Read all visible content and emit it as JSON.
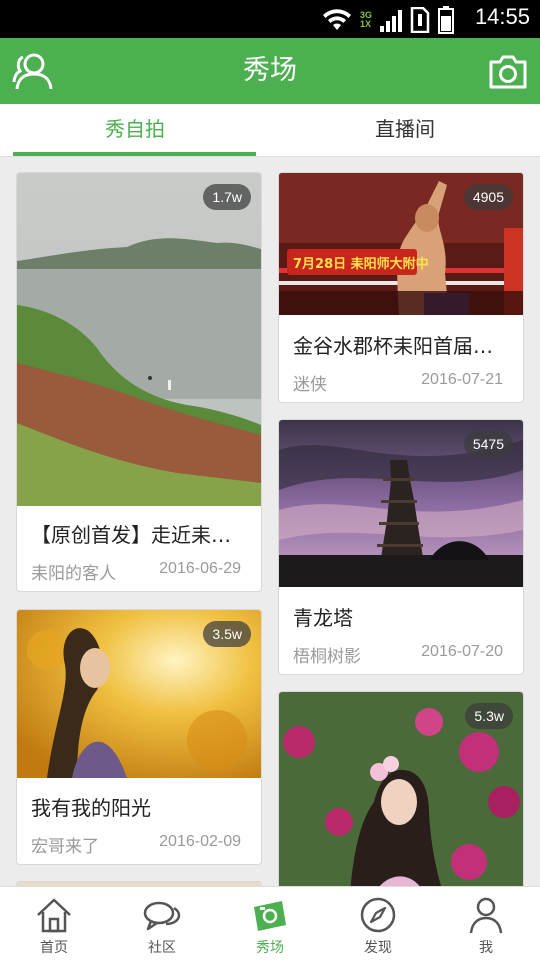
{
  "status_bar": {
    "time": "14:55",
    "network_top": "3G",
    "network_bottom": "1X",
    "icons": [
      "wifi-icon",
      "signal-icon",
      "sim-icon",
      "battery-icon"
    ]
  },
  "app_bar": {
    "title": "秀场",
    "left_icon": "user-icon",
    "right_icon": "camera-icon",
    "color": "#4caf50"
  },
  "tabs": [
    {
      "label": "秀自拍",
      "active": true
    },
    {
      "label": "直播间",
      "active": false
    }
  ],
  "feed": {
    "left": [
      {
        "title": "【原创首发】走近耒…",
        "author": "耒阳的客人",
        "date": "2016-06-29",
        "views": "1.7w",
        "image": "river-landscape"
      },
      {
        "title": "我有我的阳光",
        "author": "宏哥来了",
        "date": "2016-02-09",
        "views": "3.5w",
        "image": "girl-in-sunlight"
      }
    ],
    "right": [
      {
        "title": "金谷水郡杯耒阳首届…",
        "author": "迷侠",
        "date": "2016-07-21",
        "views": "4905",
        "image": "boxing-match",
        "image_text": {
          "banner": "7月28日 耒阳师大附中"
        }
      },
      {
        "title": "青龙塔",
        "author": "梧桐树影",
        "date": "2016-07-20",
        "views": "5475",
        "image": "pagoda-at-dusk"
      },
      {
        "title": "",
        "author": "",
        "date": "",
        "views": "5.3w",
        "image": "woman-with-flowers"
      }
    ]
  },
  "bottom_nav": [
    {
      "label": "首页",
      "icon": "home-icon",
      "active": false
    },
    {
      "label": "社区",
      "icon": "chat-icon",
      "active": false
    },
    {
      "label": "秀场",
      "icon": "show-icon",
      "active": true
    },
    {
      "label": "发现",
      "icon": "compass-icon",
      "active": false
    },
    {
      "label": "我",
      "icon": "profile-icon",
      "active": false
    }
  ]
}
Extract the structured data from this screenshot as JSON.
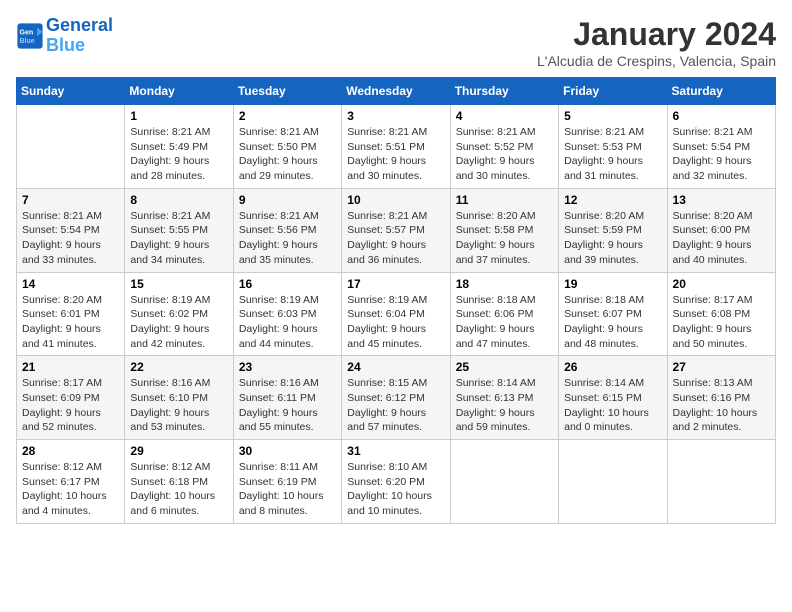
{
  "header": {
    "logo_line1": "General",
    "logo_line2": "Blue",
    "month": "January 2024",
    "location": "L'Alcudia de Crespins, Valencia, Spain"
  },
  "days_of_week": [
    "Sunday",
    "Monday",
    "Tuesday",
    "Wednesday",
    "Thursday",
    "Friday",
    "Saturday"
  ],
  "weeks": [
    [
      {
        "day": "",
        "info": ""
      },
      {
        "day": "1",
        "info": "Sunrise: 8:21 AM\nSunset: 5:49 PM\nDaylight: 9 hours\nand 28 minutes."
      },
      {
        "day": "2",
        "info": "Sunrise: 8:21 AM\nSunset: 5:50 PM\nDaylight: 9 hours\nand 29 minutes."
      },
      {
        "day": "3",
        "info": "Sunrise: 8:21 AM\nSunset: 5:51 PM\nDaylight: 9 hours\nand 30 minutes."
      },
      {
        "day": "4",
        "info": "Sunrise: 8:21 AM\nSunset: 5:52 PM\nDaylight: 9 hours\nand 30 minutes."
      },
      {
        "day": "5",
        "info": "Sunrise: 8:21 AM\nSunset: 5:53 PM\nDaylight: 9 hours\nand 31 minutes."
      },
      {
        "day": "6",
        "info": "Sunrise: 8:21 AM\nSunset: 5:54 PM\nDaylight: 9 hours\nand 32 minutes."
      }
    ],
    [
      {
        "day": "7",
        "info": "Sunrise: 8:21 AM\nSunset: 5:54 PM\nDaylight: 9 hours\nand 33 minutes."
      },
      {
        "day": "8",
        "info": "Sunrise: 8:21 AM\nSunset: 5:55 PM\nDaylight: 9 hours\nand 34 minutes."
      },
      {
        "day": "9",
        "info": "Sunrise: 8:21 AM\nSunset: 5:56 PM\nDaylight: 9 hours\nand 35 minutes."
      },
      {
        "day": "10",
        "info": "Sunrise: 8:21 AM\nSunset: 5:57 PM\nDaylight: 9 hours\nand 36 minutes."
      },
      {
        "day": "11",
        "info": "Sunrise: 8:20 AM\nSunset: 5:58 PM\nDaylight: 9 hours\nand 37 minutes."
      },
      {
        "day": "12",
        "info": "Sunrise: 8:20 AM\nSunset: 5:59 PM\nDaylight: 9 hours\nand 39 minutes."
      },
      {
        "day": "13",
        "info": "Sunrise: 8:20 AM\nSunset: 6:00 PM\nDaylight: 9 hours\nand 40 minutes."
      }
    ],
    [
      {
        "day": "14",
        "info": "Sunrise: 8:20 AM\nSunset: 6:01 PM\nDaylight: 9 hours\nand 41 minutes."
      },
      {
        "day": "15",
        "info": "Sunrise: 8:19 AM\nSunset: 6:02 PM\nDaylight: 9 hours\nand 42 minutes."
      },
      {
        "day": "16",
        "info": "Sunrise: 8:19 AM\nSunset: 6:03 PM\nDaylight: 9 hours\nand 44 minutes."
      },
      {
        "day": "17",
        "info": "Sunrise: 8:19 AM\nSunset: 6:04 PM\nDaylight: 9 hours\nand 45 minutes."
      },
      {
        "day": "18",
        "info": "Sunrise: 8:18 AM\nSunset: 6:06 PM\nDaylight: 9 hours\nand 47 minutes."
      },
      {
        "day": "19",
        "info": "Sunrise: 8:18 AM\nSunset: 6:07 PM\nDaylight: 9 hours\nand 48 minutes."
      },
      {
        "day": "20",
        "info": "Sunrise: 8:17 AM\nSunset: 6:08 PM\nDaylight: 9 hours\nand 50 minutes."
      }
    ],
    [
      {
        "day": "21",
        "info": "Sunrise: 8:17 AM\nSunset: 6:09 PM\nDaylight: 9 hours\nand 52 minutes."
      },
      {
        "day": "22",
        "info": "Sunrise: 8:16 AM\nSunset: 6:10 PM\nDaylight: 9 hours\nand 53 minutes."
      },
      {
        "day": "23",
        "info": "Sunrise: 8:16 AM\nSunset: 6:11 PM\nDaylight: 9 hours\nand 55 minutes."
      },
      {
        "day": "24",
        "info": "Sunrise: 8:15 AM\nSunset: 6:12 PM\nDaylight: 9 hours\nand 57 minutes."
      },
      {
        "day": "25",
        "info": "Sunrise: 8:14 AM\nSunset: 6:13 PM\nDaylight: 9 hours\nand 59 minutes."
      },
      {
        "day": "26",
        "info": "Sunrise: 8:14 AM\nSunset: 6:15 PM\nDaylight: 10 hours\nand 0 minutes."
      },
      {
        "day": "27",
        "info": "Sunrise: 8:13 AM\nSunset: 6:16 PM\nDaylight: 10 hours\nand 2 minutes."
      }
    ],
    [
      {
        "day": "28",
        "info": "Sunrise: 8:12 AM\nSunset: 6:17 PM\nDaylight: 10 hours\nand 4 minutes."
      },
      {
        "day": "29",
        "info": "Sunrise: 8:12 AM\nSunset: 6:18 PM\nDaylight: 10 hours\nand 6 minutes."
      },
      {
        "day": "30",
        "info": "Sunrise: 8:11 AM\nSunset: 6:19 PM\nDaylight: 10 hours\nand 8 minutes."
      },
      {
        "day": "31",
        "info": "Sunrise: 8:10 AM\nSunset: 6:20 PM\nDaylight: 10 hours\nand 10 minutes."
      },
      {
        "day": "",
        "info": ""
      },
      {
        "day": "",
        "info": ""
      },
      {
        "day": "",
        "info": ""
      }
    ]
  ]
}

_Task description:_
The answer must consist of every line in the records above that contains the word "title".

_Exercise result:_
    "title": "秀场",
        "title": "【原创首发】走近耒…",
        "title": "我有我的阳光",
        "title": "金谷水郡杯耒阳首届…",
        "title": "青龙塔",
        "title": "",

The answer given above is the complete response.